After graduating with a BSc in Food and Catering Management he worked in various capacities in hotels in the Channel Islands, London, Sydney & Perth, Western Australia.
On his return to England he took a post graduate diploma in journalism and worked as a reporter on evening newspapers in the East Midlands for two years before marrying Wendy, buying a share of a restaurant in London’s Mayfair and moving to West London, all in the space of a month.
In 1997 the couple put everything on the line to buy a crumbling wreck which they have turned into a hotel which today they still resolutely refuse to run in any sort of conventional way.
Simon now lives at Augill Castle in Cumbria’s Eden Valley with Wendy, their two children, Oliver, 15 and Emily, 13, a cocker spaniel called Maisie, a cat called Luther, several chickens, a turkey and six goats.

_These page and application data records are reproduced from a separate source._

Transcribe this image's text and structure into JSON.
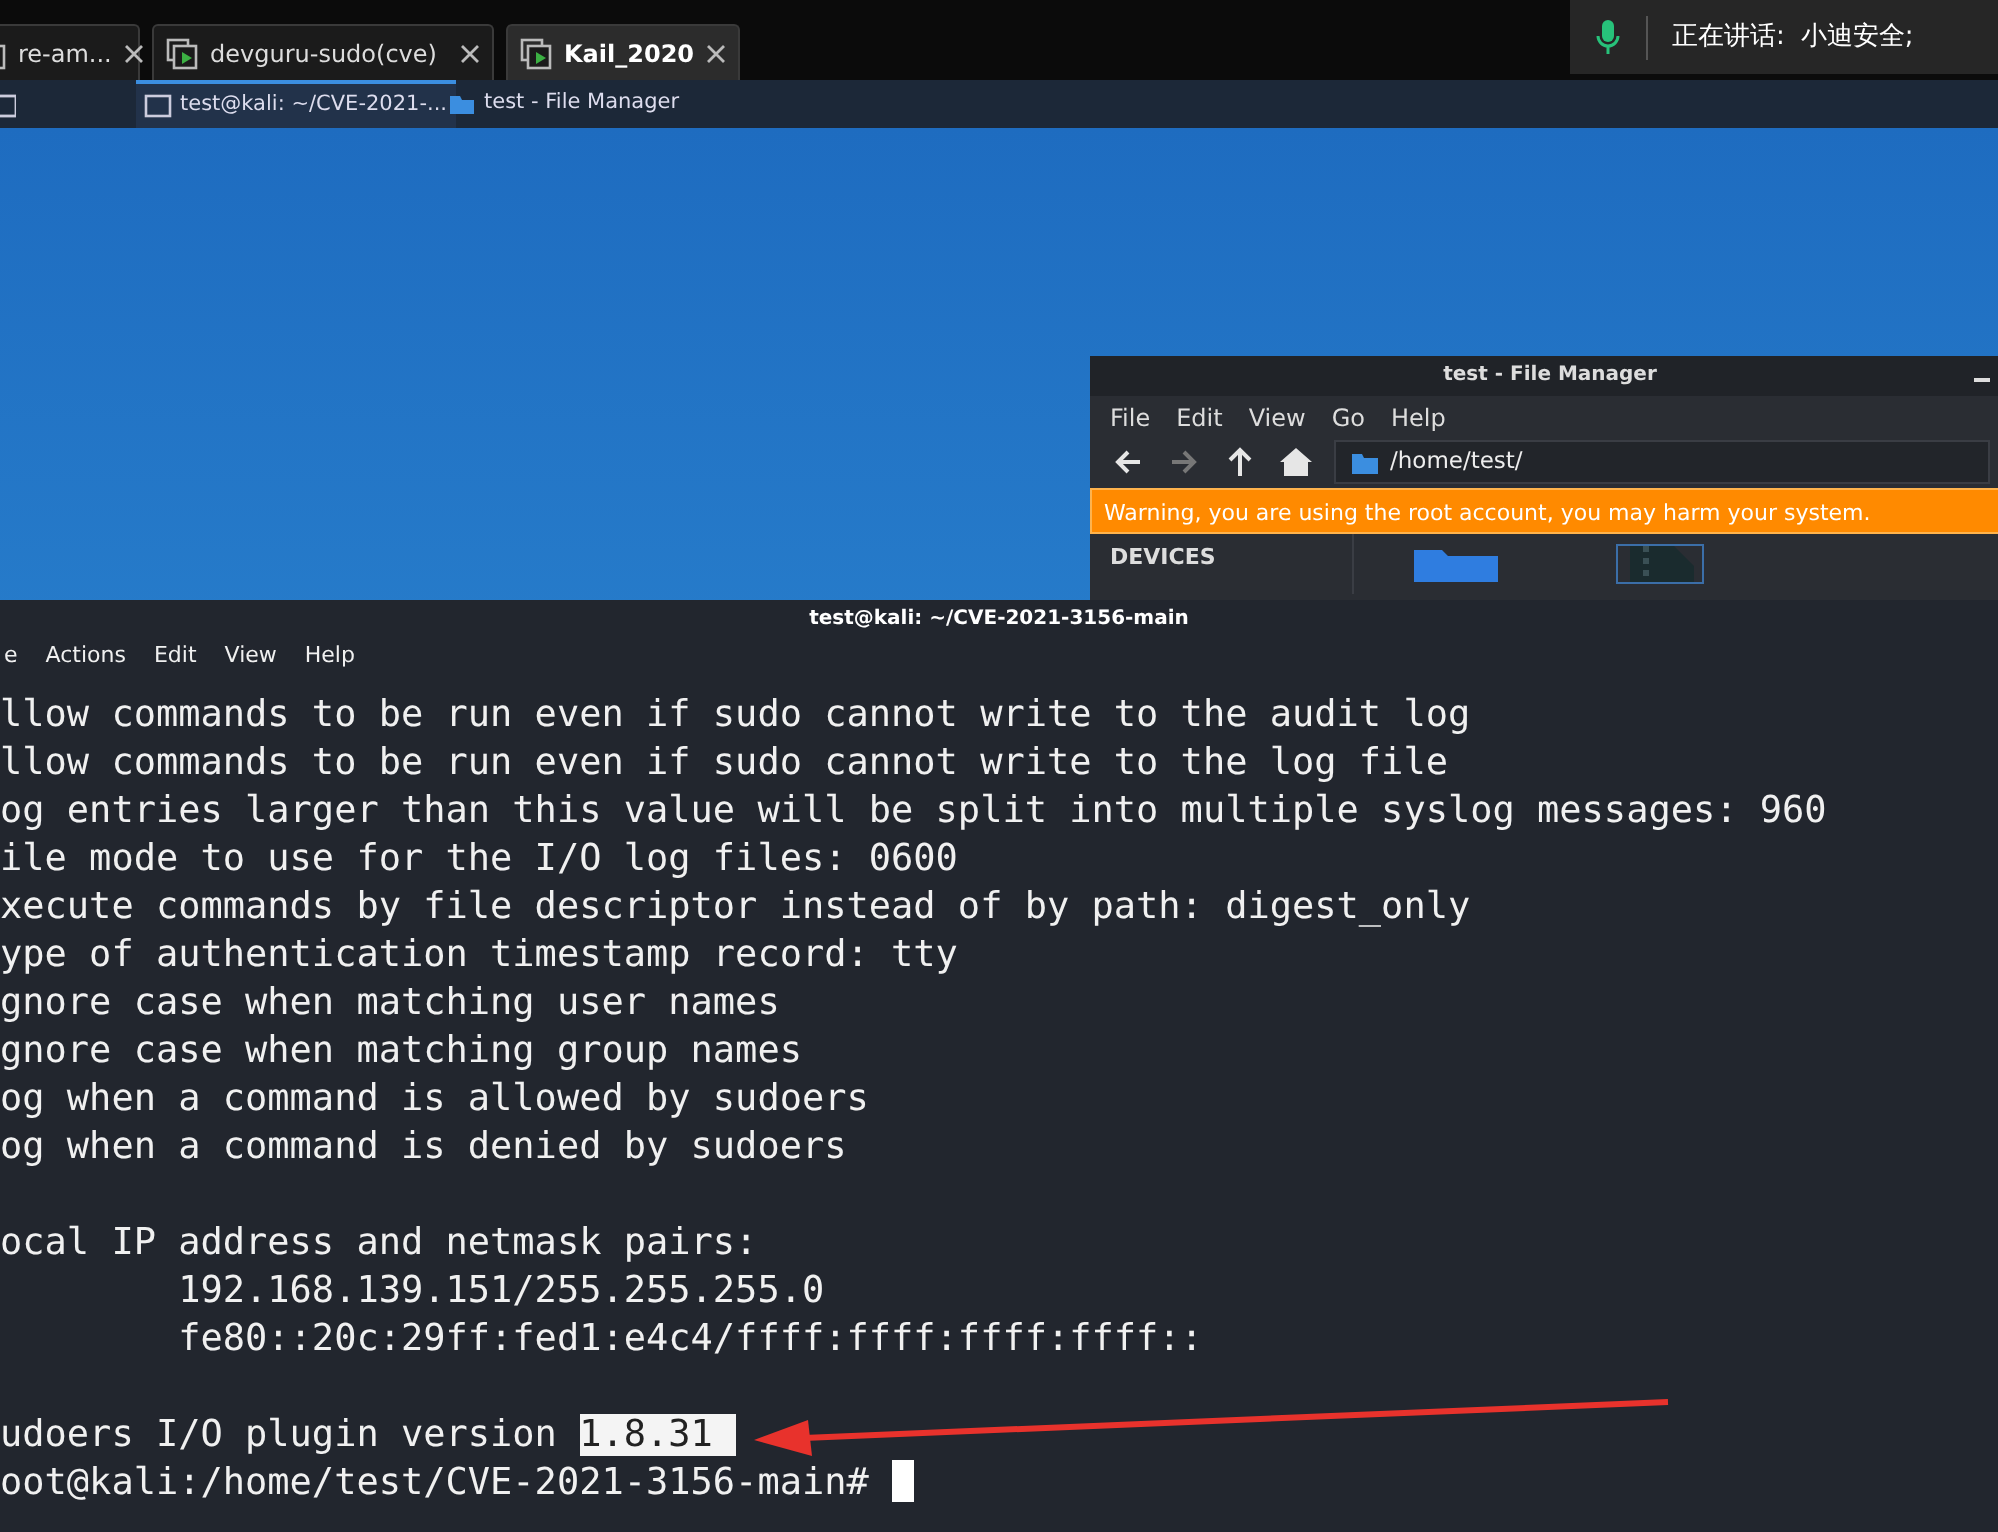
{
  "vm_tabs": [
    {
      "label": "re-am...",
      "selected": false
    },
    {
      "label": "devguru-sudo(cve)",
      "selected": false
    },
    {
      "label": "Kail_2020",
      "selected": true
    }
  ],
  "speaking": {
    "label": "正在讲话:",
    "speaker": "小迪安全;"
  },
  "taskbar": [
    {
      "label": "test@kali: ~/CVE-2021-...",
      "kind": "terminal",
      "selected": true
    },
    {
      "label": "test - File Manager",
      "kind": "folder",
      "selected": false
    }
  ],
  "file_manager": {
    "title": "test - File Manager",
    "menu": [
      "File",
      "Edit",
      "View",
      "Go",
      "Help"
    ],
    "toolbar": [
      {
        "kind": "back",
        "disabled": false
      },
      {
        "kind": "forward",
        "disabled": true
      },
      {
        "kind": "up",
        "disabled": false
      },
      {
        "kind": "home",
        "disabled": false
      }
    ],
    "path": "/home/test/",
    "warning": "Warning, you are using the root account, you may harm your system.",
    "sidebar_header": "DEVICES",
    "items": [
      {
        "kind": "folder",
        "selected": false
      },
      {
        "kind": "archive",
        "selected": true
      }
    ]
  },
  "terminal": {
    "title": "test@kali: ~/CVE-2021-3156-main",
    "menu": [
      "e",
      "Actions",
      "Edit",
      "View",
      "Help"
    ],
    "blocks": [
      [
        "llow commands to be run even if sudo cannot write to the audit log",
        "llow commands to be run even if sudo cannot write to the log file",
        "og entries larger than this value will be split into multiple syslog messages: 960",
        "ile mode to use for the I/O log files: 0600",
        "xecute commands by file descriptor instead of by path: digest_only",
        "ype of authentication timestamp record: tty",
        "gnore case when matching user names",
        "gnore case when matching group names",
        "og when a command is allowed by sudoers",
        "og when a command is denied by sudoers"
      ],
      [
        "ocal IP address and netmask pairs:",
        "        192.168.139.151/255.255.255.0",
        "        fe80::20c:29ff:fed1:e4c4/ffff:ffff:ffff:ffff::"
      ]
    ],
    "version_line": {
      "text": "udoers I/O plugin version ",
      "selection": "1.8.31"
    },
    "prompt": "oot@kali:/home/test/CVE-2021-3156-main# "
  }
}
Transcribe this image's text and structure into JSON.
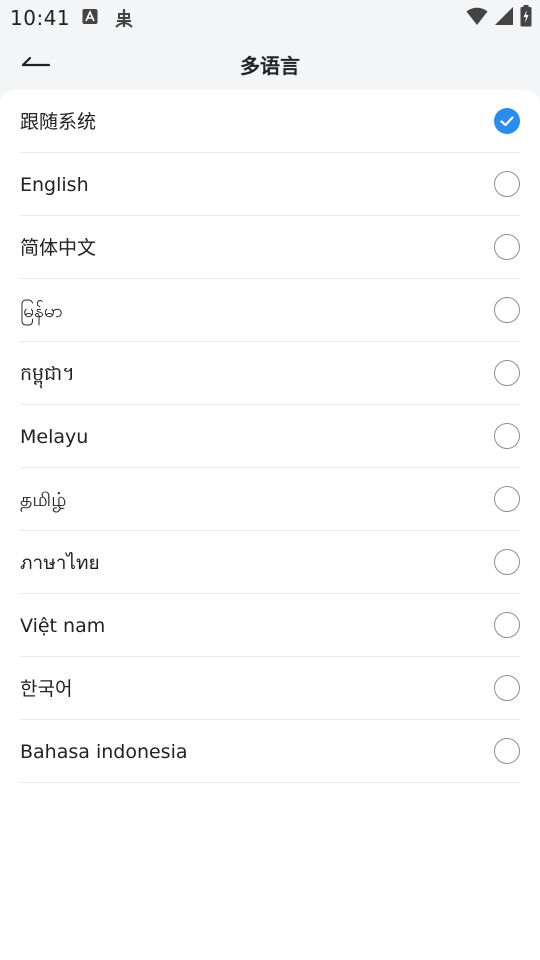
{
  "status_bar": {
    "time": "10:41",
    "left_icons": [
      "font-a-icon",
      "bug-icon"
    ],
    "right_icons": [
      "wifi-icon",
      "cell-signal-icon",
      "battery-charging-icon"
    ]
  },
  "header": {
    "back_icon": "arrow-left-icon",
    "title": "多语言"
  },
  "languages": [
    {
      "label": "跟随系统",
      "selected": true
    },
    {
      "label": "English",
      "selected": false
    },
    {
      "label": "简体中文",
      "selected": false
    },
    {
      "label": "မြန်မာ",
      "selected": false
    },
    {
      "label": "កម្ពុជា។",
      "selected": false
    },
    {
      "label": "Melayu",
      "selected": false
    },
    {
      "label": "தமிழ்",
      "selected": false
    },
    {
      "label": "ภาษาไทย",
      "selected": false
    },
    {
      "label": "Việt nam",
      "selected": false
    },
    {
      "label": "한국어",
      "selected": false
    },
    {
      "label": "Bahasa indonesia",
      "selected": false
    }
  ],
  "colors": {
    "accent": "#2b8cf0",
    "background": "#f4f5f7",
    "card": "#ffffff",
    "divider": "#e9e9e9"
  }
}
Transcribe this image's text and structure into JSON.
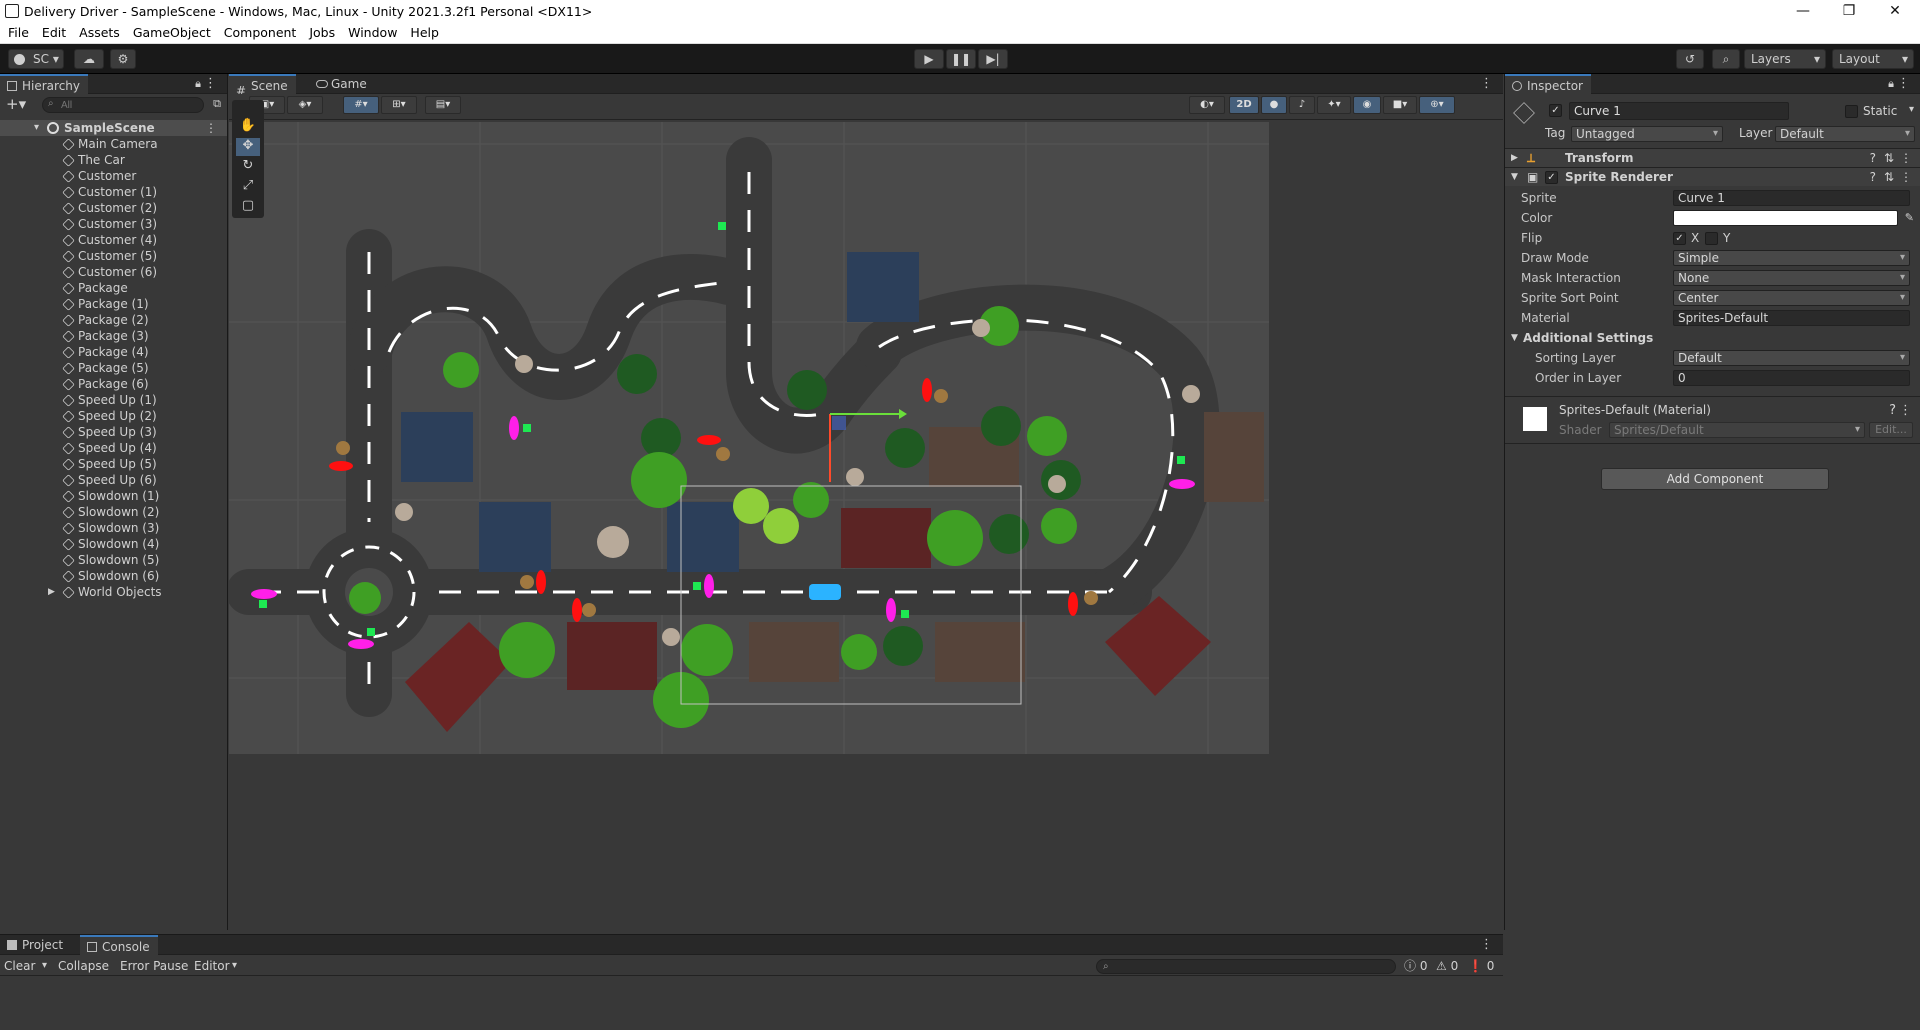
{
  "window": {
    "title": "Delivery Driver - SampleScene - Windows, Mac, Linux - Unity 2021.3.2f1 Personal <DX11>",
    "minimize": "—",
    "maximize": "❐",
    "close": "✕"
  },
  "menu": [
    "File",
    "Edit",
    "Assets",
    "GameObject",
    "Component",
    "Jobs",
    "Window",
    "Help"
  ],
  "toolbar": {
    "account": "SC",
    "layers": "Layers",
    "layout": "Layout"
  },
  "hierarchy": {
    "tab": "Hierarchy",
    "search_placeholder": "All",
    "scene": "SampleScene",
    "items": [
      "Main Camera",
      "The Car",
      "Customer",
      "Customer (1)",
      "Customer (2)",
      "Customer (3)",
      "Customer (4)",
      "Customer (5)",
      "Customer (6)",
      "Package",
      "Package (1)",
      "Package (2)",
      "Package (3)",
      "Package (4)",
      "Package (5)",
      "Package (6)",
      "Speed Up (1)",
      "Speed Up (2)",
      "Speed Up (3)",
      "Speed Up (4)",
      "Speed Up (5)",
      "Speed Up (6)",
      "Slowdown (1)",
      "Slowdown (2)",
      "Slowdown (3)",
      "Slowdown (4)",
      "Slowdown (5)",
      "Slowdown (6)",
      "World Objects"
    ]
  },
  "scene_tabs": {
    "scene": "Scene",
    "game": "Game",
    "mode_2d": "2D"
  },
  "inspector": {
    "tab": "Inspector",
    "object_name": "Curve 1",
    "static_label": "Static",
    "tag_label": "Tag",
    "tag_value": "Untagged",
    "layer_label": "Layer",
    "layer_value": "Default",
    "transform": "Transform",
    "sprite_renderer": "Sprite Renderer",
    "props": [
      {
        "k": "Sprite",
        "v": "Curve 1"
      },
      {
        "k": "Color",
        "v": ""
      },
      {
        "k": "Flip",
        "v": ""
      },
      {
        "k": "Draw Mode",
        "v": "Simple"
      },
      {
        "k": "Mask Interaction",
        "v": "None"
      },
      {
        "k": "Sprite Sort Point",
        "v": "Center"
      },
      {
        "k": "Material",
        "v": "Sprites-Default"
      }
    ],
    "flip_x": "X",
    "flip_y": "Y",
    "additional_settings": "Additional Settings",
    "sorting_layer_label": "Sorting Layer",
    "sorting_layer_value": "Default",
    "order_label": "Order in Layer",
    "order_value": "0",
    "material_name": "Sprites-Default (Material)",
    "shader_label": "Shader",
    "shader_value": "Sprites/Default",
    "edit_label": "Edit...",
    "add_component": "Add Component"
  },
  "console": {
    "project_tab": "Project",
    "console_tab": "Console",
    "clear": "Clear",
    "collapse": "Collapse",
    "error_pause": "Error Pause",
    "editor": "Editor",
    "count_info": "0",
    "count_warn": "0",
    "count_err": "0"
  }
}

He is a director of Cumbria Tourism, a governor at two schools and a dedicated supporter of Penrith RUFC under 16s.